Don’t assume that because Bush and Perry served together in the Capitol, or because they’re both Republican Texans who wear boots, the two men have a lot in common. They don’t. As governor, Bush positioned himself as “a uniter, not a divider,” championing education as one of his main priorities. Perry has been the opposite kind of chief executive: dismissive of Democrats and fond of political maneuvers that put the heat on moderates within his own party. And in the legislative session that just wrapped up, he presided over a budget that cut $4 billion from public schools. The cultural differences are striking too. Perry, the son of a Big Country cotton farmer, is at ease with a populist tea party message; W., the scion of a political dynasty, always seemed more comfortable with the country club set.

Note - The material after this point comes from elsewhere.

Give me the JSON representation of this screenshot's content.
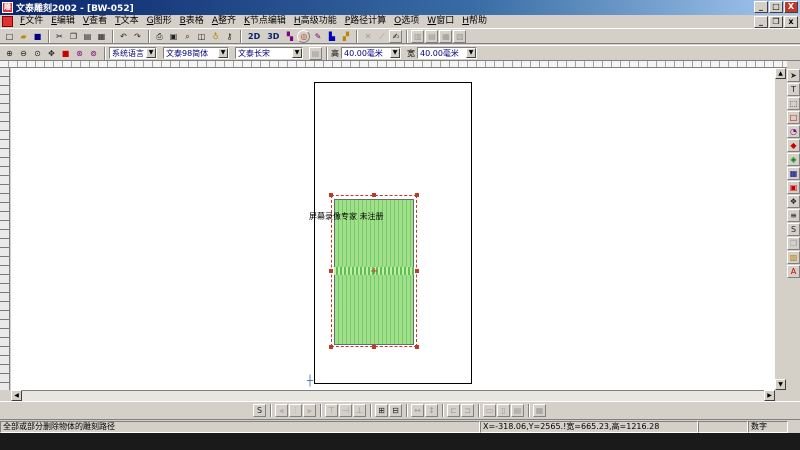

That suggests to me that Perry will indeed be a strong contender for the GOP nomination. It’s not clear that the George W. Bush of 1999-2000 could become the Republican nominee in today’s climate. But it also suggests that, as some critics contend, Perry could face a tough time in a general election. Victory does seem to lie in the center, as Barack Obama and Mitt Romney clearly believe. And if Perry accentuates a hard-driving partisan record to win the nomination, it will only be harder for him to find the middle in 2012.
P.S. Is Perry such a lock for the nomination? A prominent Republican strategist recently argued to me that Perry could find himself in a kind of limbo between wings of the party:
If you’re establishment, wouldn’t you go with Romney anyway? And if you’re Tea Party, aren’t you likely to go with Bachmann or Cain? For that very reason [Perry] may be a threat to nobody.
The flip side, which Perry is banking on, is that someone who can successfully straddle the two worlds might be unstoppable.